Second, the nature of data use on our campuses is changing. At Duke, use of traditional platforms for business data is decreasing. Former must-have products such as OneSource, eMarketer, and Frost & Sullivan have decreased sharply. Use of the WRDS platform is also decreasing. (See Table 1.) While the number of web queries and unique faculty users are both declining fairly consistently, the number of observations and the number of SSH-SAS file touches, while variable, seem to be holding steady. These numbers indicate that fewer people are downloading more data, a key trend in business faculty research today.

Table 1: Duke Faculty WRDS Data Use
YearWeb QueriesObservationsWeb Unique FacultySSH-SAS File Touches (omits NYSE TAQ)SSH-SAS Unique Faculty

Faculty members require increasingly specialized data, which is driving them to purchase large custom data sets. The need for larger quantities of data is common. If, at one time, faculty used electronic databases to find a needle in a haystack, now they want to buy the whole haystack—a oneoff, customized haystack.

Third, providing customized data sets creates opportunities for professional growth for library staff. Librarians have expertise in locating, purchasing, and licensing data. Providing custom data extracts enables librarians to develop new skills in collecting, integrating, and processing data. These new skills are highly valued in research organizations, increasing the value of library staff throughout an organization and leading to greater compensation for staff.

The final and most important reason a library would want to provide one-off data sets for faculty is strategic. Libraries play a key role in supplying resources essential to university faculty members in order to maintain their funding and status. Academic librarians have been information providers for research faculty for more than a century and need to continue to play this important role. Administrators readily distribute funds to support their top priorities, and faculty research will always be a research university’s top priority.

Call to Action: From Needles to Haystacks

Librarians can create new value for users, leverage existing expertise while building new capabilities, get ahead of the curve in research trends, and remain relevant in the digital age. High impact, high leverage, minimal risk—the haystack is an exceptional opportunity waiting to be harvested. Join the new quest for haystacks rather than needles and up your library’s game in obtaining one-off data sets.

Share your experience. What have you seen in your organization and/or library regarding the rapidly growing trend to obtain unique, one-off data sets? What role is your library playing? What processes have you put in place or experimented with? What have you learned? What value are you creating for faculty, and how are they reacting? What other details can you share?
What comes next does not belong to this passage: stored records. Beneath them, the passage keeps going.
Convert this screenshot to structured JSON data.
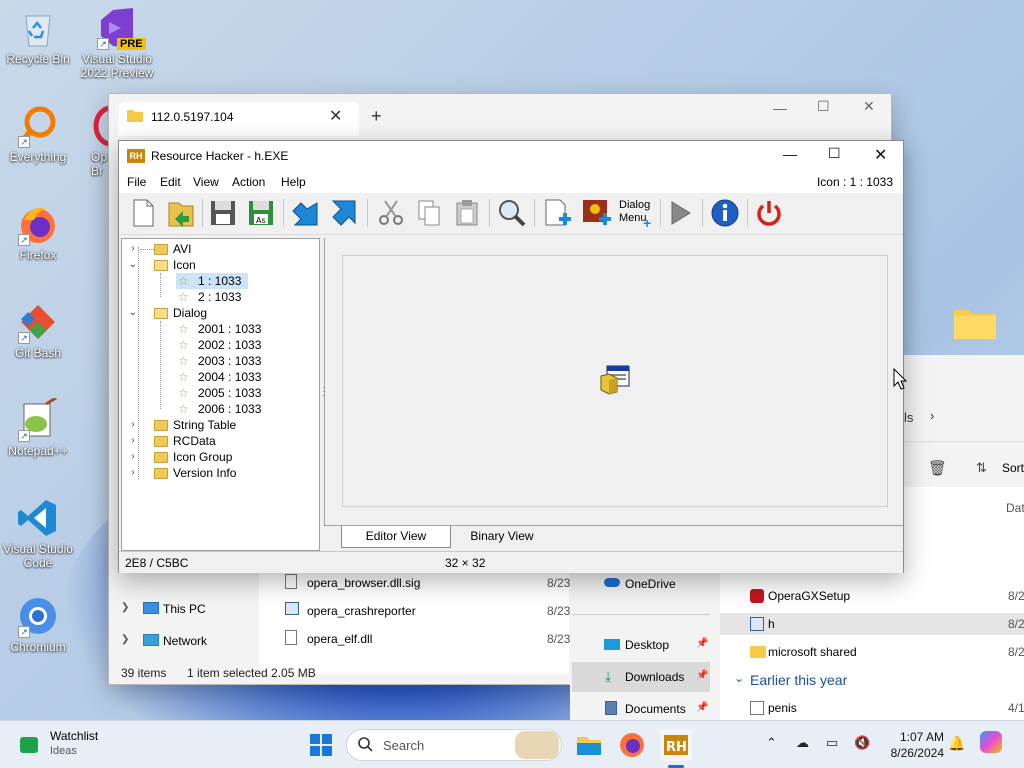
{
  "desktop": {
    "icons": [
      {
        "label": "Recycle Bin"
      },
      {
        "label": "Visual Studio 2022 Preview",
        "badge": "PRE"
      },
      {
        "label": "Everything"
      },
      {
        "label": "Op Br"
      },
      {
        "label": "Firefox"
      },
      {
        "label": "Git Bash"
      },
      {
        "label": "Notepad++"
      },
      {
        "label": "Visual Studio Code"
      },
      {
        "label": "Chromium"
      }
    ]
  },
  "explorer": {
    "tab_title": "112.0.5197.104",
    "tab_close": "✕",
    "new_tab": "+",
    "nav": [
      {
        "label": "This PC",
        "icon": "pc-icon"
      },
      {
        "label": "Network",
        "icon": "network-icon"
      }
    ],
    "files": [
      {
        "name": "opera_browser.dll.sig",
        "date": "8/23"
      },
      {
        "name": "opera_crashreporter",
        "date": "8/23"
      },
      {
        "name": "opera_elf.dll",
        "date": "8/23"
      }
    ],
    "status": {
      "count": "39 items",
      "selection": "1 item selected  2.05 MB"
    }
  },
  "explorer2": {
    "breadcrumb_tail": "ls",
    "toolbar_sort": "Sort",
    "col_date": "Dat",
    "nav": [
      {
        "label": "OneDrive",
        "icon": "onedrive-icon"
      },
      {
        "label": "Desktop",
        "icon": "desktop-icon",
        "pinned": true
      },
      {
        "label": "Downloads",
        "icon": "download-icon",
        "pinned": true
      },
      {
        "label": "Documents",
        "icon": "documents-icon",
        "pinned": true
      }
    ],
    "files": [
      {
        "name": "OperaGXSetup",
        "date": "8/2"
      },
      {
        "name": "h",
        "date": "8/2"
      },
      {
        "name": "microsoft shared",
        "date": "8/2"
      }
    ],
    "group_header": "Earlier this year",
    "files_earlier": [
      {
        "name": "penis",
        "date": "4/1"
      }
    ]
  },
  "rh": {
    "title": "Resource Hacker - h.EXE",
    "logo": "RH",
    "menu": [
      "File",
      "Edit",
      "View",
      "Action",
      "Help"
    ],
    "icon_info": "Icon : 1 : 1033",
    "toolbar_dialog_label_1": "Dialog",
    "toolbar_dialog_label_2": "Menu",
    "tree": {
      "avi": "AVI",
      "icon": "Icon",
      "icon_children": [
        "1 : 1033",
        "2 : 1033"
      ],
      "dialog": "Dialog",
      "dialog_children": [
        "2001 : 1033",
        "2002 : 1033",
        "2003 : 1033",
        "2004 : 1033",
        "2005 : 1033",
        "2006 : 1033"
      ],
      "string_table": "String Table",
      "rcdata": "RCData",
      "icon_group": "Icon Group",
      "version_info": "Version Info"
    },
    "tabs": {
      "editor": "Editor View",
      "binary": "Binary View"
    },
    "status": {
      "offset": "2E8 / C5BC",
      "size": "32 × 32"
    }
  },
  "taskbar": {
    "weather_title": "Watchlist",
    "weather_sub": "Ideas",
    "search_placeholder": "Search",
    "time": "1:07 AM",
    "date": "8/26/2024"
  }
}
Send a brief overview to me at mtrauner@duke.edu. I’ll collate your submissions and submit an update to Ticker.

Meg Trauner is the Associate Dean for Library Services at the Ford Library at the Duke University Fuqua School of Business, mtrauner@duke.edu.